There are no reports of hoya rebecca being toxic to humans, but it is best if you try and keep this plant away from pets. It may be that the sap or nectar found in its flowers isn’t very tasty for cats and dogs; we just don’t know!
USDA Hardiness Zones
Hoya rebecca will grow well in USDA zones 11 – 12.
Pests and diseases
Hoya rebecca is relatively disease resistant, but you should still check your plant regularly for signs of black spots or fungal infections. It’s also wise to remove dead leaves that may be hiding these symptoms from view and provide plenty of ventilation around the hoya rebecca so it can breathe properly.
You might even want to cut your plant back in the autumn to encourage it to grow bushier and make room for new growth!
The hoya rebecca is an easy to care for plant which means it makes a great addition to your home or garden. You can keep this flower in most rooms of the house, except for the bathroom and perhaps bedrooms because they are too humid places.
Since you don’t need to water your plant very often (maybe once or twice a month), it is also the perfect indoor plant for you, if you’re on holiday!

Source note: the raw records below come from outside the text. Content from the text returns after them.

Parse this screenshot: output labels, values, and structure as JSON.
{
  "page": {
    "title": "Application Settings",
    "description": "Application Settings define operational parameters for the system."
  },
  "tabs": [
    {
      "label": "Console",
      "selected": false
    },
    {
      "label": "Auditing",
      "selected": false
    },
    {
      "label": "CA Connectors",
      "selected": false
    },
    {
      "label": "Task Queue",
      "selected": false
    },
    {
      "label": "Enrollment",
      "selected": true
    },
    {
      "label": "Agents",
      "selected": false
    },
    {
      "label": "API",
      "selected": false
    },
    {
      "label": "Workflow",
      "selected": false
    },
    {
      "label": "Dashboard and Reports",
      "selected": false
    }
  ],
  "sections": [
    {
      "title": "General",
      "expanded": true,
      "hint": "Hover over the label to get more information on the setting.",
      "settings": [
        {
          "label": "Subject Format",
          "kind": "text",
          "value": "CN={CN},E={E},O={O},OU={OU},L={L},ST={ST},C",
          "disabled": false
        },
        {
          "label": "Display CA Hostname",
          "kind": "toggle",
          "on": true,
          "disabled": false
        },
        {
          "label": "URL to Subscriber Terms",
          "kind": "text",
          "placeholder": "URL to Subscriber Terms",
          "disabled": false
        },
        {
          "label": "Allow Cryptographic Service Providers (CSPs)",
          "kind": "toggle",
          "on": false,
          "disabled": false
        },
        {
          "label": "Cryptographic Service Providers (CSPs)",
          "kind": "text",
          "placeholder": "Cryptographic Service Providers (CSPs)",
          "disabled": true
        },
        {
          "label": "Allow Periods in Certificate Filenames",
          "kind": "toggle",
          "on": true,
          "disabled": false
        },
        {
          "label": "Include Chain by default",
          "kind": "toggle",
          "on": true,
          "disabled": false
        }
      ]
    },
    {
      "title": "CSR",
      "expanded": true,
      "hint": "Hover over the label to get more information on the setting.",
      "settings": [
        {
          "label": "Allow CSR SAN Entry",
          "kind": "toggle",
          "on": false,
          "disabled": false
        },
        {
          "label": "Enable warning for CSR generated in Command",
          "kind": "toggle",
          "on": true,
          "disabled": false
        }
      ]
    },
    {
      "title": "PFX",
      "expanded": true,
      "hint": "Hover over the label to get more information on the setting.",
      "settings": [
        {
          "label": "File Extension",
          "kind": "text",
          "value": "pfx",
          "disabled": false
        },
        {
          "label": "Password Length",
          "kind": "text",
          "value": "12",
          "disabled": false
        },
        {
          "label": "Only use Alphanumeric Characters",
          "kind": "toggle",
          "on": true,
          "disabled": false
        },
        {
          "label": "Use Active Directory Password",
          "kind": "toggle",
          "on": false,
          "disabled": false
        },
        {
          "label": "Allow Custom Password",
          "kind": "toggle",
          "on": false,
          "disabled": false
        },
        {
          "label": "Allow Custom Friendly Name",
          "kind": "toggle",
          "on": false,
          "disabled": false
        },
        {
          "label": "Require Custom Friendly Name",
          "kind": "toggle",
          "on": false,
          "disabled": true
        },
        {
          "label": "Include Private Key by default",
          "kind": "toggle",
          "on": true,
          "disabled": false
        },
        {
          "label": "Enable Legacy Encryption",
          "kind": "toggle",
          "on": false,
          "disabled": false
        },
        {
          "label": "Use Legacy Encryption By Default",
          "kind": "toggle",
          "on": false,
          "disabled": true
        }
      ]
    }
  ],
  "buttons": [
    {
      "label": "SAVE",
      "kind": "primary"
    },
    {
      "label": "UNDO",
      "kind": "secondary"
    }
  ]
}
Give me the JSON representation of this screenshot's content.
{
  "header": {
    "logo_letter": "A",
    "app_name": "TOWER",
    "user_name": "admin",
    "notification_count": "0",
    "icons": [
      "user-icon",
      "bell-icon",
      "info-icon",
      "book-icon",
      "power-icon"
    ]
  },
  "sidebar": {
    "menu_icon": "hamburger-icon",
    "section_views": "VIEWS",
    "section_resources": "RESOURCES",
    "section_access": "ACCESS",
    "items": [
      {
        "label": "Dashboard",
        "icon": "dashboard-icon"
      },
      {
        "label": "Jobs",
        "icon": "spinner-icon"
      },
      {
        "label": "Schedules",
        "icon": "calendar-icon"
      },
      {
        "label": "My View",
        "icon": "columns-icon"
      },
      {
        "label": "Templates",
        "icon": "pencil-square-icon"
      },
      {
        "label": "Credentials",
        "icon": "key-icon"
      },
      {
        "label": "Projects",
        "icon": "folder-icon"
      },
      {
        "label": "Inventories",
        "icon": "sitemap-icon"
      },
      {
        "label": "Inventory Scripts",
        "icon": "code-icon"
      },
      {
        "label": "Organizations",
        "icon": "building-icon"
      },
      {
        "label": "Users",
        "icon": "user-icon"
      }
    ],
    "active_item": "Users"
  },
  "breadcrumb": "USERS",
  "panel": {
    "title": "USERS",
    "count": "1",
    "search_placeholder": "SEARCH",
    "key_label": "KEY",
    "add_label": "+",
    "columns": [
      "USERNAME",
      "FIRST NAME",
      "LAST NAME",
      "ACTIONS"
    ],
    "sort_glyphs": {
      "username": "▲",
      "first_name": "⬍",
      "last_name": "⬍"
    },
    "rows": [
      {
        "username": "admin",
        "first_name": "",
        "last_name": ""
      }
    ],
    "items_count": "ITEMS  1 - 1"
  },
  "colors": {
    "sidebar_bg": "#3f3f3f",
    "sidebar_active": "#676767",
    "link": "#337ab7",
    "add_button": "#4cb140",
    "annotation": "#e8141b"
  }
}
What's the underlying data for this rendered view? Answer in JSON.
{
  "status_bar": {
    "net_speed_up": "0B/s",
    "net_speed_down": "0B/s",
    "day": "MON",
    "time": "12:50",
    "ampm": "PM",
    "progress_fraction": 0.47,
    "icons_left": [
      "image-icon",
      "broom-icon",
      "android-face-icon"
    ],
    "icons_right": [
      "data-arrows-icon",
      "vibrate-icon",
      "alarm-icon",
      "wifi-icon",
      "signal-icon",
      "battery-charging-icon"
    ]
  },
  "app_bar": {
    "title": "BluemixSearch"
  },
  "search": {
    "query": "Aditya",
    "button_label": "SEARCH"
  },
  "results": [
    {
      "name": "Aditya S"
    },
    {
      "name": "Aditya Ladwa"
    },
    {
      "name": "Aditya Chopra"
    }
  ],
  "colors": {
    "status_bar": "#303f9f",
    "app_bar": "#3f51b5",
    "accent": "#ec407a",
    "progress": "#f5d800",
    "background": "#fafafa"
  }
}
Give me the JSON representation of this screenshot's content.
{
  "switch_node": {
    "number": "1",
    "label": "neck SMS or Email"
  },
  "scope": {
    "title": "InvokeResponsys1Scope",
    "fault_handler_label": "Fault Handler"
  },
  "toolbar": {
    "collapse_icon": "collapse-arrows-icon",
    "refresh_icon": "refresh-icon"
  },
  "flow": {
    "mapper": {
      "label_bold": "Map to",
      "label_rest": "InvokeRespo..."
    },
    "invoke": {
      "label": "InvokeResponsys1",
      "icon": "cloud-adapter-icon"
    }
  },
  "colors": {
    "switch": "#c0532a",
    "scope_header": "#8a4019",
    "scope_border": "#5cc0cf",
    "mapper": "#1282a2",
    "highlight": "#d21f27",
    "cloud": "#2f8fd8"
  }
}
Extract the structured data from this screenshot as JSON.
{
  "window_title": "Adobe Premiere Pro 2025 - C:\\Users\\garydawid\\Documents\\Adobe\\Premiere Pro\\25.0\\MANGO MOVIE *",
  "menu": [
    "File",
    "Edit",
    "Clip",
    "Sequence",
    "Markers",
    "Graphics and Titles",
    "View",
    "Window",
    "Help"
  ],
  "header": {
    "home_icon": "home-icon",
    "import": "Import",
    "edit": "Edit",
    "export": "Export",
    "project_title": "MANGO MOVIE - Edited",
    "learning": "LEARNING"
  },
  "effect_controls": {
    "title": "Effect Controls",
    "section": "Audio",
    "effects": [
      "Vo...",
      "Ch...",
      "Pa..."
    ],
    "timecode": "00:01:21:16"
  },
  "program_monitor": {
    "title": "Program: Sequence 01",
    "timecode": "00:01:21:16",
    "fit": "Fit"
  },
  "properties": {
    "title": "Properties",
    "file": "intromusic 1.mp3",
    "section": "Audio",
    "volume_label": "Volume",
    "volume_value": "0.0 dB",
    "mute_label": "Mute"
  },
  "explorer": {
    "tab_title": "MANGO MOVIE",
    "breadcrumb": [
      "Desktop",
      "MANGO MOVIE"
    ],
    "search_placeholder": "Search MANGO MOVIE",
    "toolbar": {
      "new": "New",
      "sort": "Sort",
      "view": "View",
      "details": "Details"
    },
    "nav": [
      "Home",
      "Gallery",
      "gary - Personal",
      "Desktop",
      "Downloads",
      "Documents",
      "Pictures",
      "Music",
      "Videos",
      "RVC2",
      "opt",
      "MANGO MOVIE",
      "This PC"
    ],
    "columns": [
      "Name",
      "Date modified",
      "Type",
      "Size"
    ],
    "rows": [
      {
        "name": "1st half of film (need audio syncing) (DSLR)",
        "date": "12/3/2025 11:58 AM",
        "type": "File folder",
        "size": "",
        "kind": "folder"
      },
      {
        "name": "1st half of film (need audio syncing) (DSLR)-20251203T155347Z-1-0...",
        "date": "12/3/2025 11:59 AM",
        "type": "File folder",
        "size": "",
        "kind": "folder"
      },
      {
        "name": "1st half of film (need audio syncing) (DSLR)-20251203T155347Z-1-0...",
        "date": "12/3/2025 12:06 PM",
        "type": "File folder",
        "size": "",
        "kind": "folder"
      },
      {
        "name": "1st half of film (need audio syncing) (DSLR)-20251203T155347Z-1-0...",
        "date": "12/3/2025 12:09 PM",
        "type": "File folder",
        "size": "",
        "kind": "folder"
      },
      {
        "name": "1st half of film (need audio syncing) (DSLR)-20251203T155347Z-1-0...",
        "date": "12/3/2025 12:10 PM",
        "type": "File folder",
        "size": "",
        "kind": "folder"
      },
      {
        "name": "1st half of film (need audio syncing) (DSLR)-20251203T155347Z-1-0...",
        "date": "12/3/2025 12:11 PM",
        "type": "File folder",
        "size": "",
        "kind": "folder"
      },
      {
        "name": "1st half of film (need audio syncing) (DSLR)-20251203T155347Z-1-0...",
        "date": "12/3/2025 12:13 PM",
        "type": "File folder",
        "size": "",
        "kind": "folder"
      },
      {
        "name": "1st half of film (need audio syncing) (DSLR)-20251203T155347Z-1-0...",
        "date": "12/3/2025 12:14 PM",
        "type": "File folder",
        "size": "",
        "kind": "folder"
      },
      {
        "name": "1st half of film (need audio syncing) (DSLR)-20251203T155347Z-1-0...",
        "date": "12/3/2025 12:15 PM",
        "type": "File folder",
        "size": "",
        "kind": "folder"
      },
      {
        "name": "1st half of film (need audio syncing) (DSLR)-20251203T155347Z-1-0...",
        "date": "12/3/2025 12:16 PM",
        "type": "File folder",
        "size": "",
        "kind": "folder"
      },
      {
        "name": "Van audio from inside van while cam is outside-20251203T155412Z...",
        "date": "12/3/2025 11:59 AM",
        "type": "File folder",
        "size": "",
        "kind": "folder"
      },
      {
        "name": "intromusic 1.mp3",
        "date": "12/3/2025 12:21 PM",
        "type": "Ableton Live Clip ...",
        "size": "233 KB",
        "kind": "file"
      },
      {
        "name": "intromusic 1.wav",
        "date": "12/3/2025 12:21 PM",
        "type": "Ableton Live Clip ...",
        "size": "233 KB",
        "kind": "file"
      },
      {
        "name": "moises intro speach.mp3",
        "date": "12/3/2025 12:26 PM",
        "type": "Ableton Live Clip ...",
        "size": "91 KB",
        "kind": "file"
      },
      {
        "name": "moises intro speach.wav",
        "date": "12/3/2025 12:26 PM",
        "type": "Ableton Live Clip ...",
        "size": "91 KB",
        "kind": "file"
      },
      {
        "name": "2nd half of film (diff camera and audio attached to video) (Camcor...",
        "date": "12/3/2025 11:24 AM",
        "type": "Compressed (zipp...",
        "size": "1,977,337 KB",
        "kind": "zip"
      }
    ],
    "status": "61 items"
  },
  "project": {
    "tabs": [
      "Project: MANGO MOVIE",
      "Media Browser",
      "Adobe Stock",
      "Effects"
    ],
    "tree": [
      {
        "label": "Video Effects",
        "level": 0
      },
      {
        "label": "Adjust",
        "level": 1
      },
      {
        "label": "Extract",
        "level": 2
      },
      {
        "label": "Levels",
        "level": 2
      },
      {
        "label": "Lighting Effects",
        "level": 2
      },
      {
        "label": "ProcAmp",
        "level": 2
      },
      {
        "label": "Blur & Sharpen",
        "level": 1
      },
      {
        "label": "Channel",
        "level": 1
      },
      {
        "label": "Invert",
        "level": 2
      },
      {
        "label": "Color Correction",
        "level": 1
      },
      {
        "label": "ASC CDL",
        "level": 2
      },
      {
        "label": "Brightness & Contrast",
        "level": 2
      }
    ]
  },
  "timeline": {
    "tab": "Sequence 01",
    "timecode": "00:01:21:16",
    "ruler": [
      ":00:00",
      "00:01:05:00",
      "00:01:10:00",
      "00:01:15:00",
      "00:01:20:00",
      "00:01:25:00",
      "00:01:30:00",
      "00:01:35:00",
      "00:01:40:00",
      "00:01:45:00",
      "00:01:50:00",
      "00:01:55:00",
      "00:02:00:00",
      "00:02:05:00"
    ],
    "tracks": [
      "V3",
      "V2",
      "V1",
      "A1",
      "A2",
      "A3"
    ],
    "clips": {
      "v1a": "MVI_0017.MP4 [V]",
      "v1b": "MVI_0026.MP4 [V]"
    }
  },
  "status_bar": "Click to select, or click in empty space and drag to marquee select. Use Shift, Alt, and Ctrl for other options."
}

Please let me know in the comments section below what other information about this beautiful flower would be useful to include. Is there anything that I missed?